[Records for processing — start]

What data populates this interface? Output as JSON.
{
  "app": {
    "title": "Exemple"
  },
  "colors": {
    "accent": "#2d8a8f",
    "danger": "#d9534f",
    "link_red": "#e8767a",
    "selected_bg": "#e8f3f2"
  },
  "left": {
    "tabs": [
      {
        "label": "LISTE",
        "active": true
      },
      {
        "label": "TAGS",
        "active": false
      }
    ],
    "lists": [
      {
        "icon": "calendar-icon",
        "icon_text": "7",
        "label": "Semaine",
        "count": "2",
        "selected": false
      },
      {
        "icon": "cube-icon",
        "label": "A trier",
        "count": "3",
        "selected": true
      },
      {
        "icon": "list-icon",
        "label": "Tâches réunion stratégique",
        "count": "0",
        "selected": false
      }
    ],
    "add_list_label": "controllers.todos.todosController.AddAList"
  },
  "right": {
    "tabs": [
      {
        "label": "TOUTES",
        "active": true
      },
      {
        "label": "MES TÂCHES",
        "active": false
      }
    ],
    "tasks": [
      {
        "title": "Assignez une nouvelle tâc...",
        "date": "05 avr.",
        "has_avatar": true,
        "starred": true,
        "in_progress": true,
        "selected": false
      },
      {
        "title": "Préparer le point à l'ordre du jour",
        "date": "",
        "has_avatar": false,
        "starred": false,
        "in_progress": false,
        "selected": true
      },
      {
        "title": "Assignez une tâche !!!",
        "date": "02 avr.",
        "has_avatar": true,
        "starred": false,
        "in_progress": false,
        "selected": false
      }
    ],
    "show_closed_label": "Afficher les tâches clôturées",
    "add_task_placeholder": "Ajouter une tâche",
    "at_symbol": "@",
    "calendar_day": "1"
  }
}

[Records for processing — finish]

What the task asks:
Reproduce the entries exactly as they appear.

Answer for the task:
What data populates this interface? Output as JSON.
{
  "app": {
    "title": "Exemple"
  },
  "colors": {
    "accent": "#2d8a8f",
    "danger": "#d9534f",
    "link_red": "#e8767a",
    "selected_bg": "#e8f3f2"
  },
  "left": {
    "tabs": [
      {
        "label": "LISTE",
        "active": true
      },
      {
        "label": "TAGS",
        "active": false
      }
    ],
    "lists": [
      {
        "icon": "calendar-icon",
        "icon_text": "7",
        "label": "Semaine",
        "count": "2",
        "selected": false
      },
      {
        "icon": "cube-icon",
        "label": "A trier",
        "count": "3",
        "selected": true
      },
      {
        "icon": "list-icon",
        "label": "Tâches réunion stratégique",
        "count": "0",
        "selected": false
      }
    ],
    "add_list_label": "controllers.todos.todosController.AddAList"
  },
  "right": {
    "tabs": [
      {
        "label": "TOUTES",
        "active": true
      },
      {
        "label": "MES TÂCHES",
        "active": false
      }
    ],
    "tasks": [
      {
        "title": "Assignez une nouvelle tâc...",
        "date": "05 avr.",
        "has_avatar": true,
        "starred": true,
        "in_progress": true,
        "selected": false
      },
      {
        "title": "Préparer le point à l'ordre du jour",
        "date": "",
        "has_avatar": false,
        "starred": false,
        "in_progress": false,
        "selected": true
      },
      {
        "title": "Assignez une tâche !!!",
        "date": "02 avr.",
        "has_avatar": true,
        "starred": false,
        "in_progress": false,
        "selected": false
      }
    ],
    "show_closed_label": "Afficher les tâches clôturées",
    "add_task_placeholder": "Ajouter une tâche",
    "at_symbol": "@",
    "calendar_day": "1"
  }
}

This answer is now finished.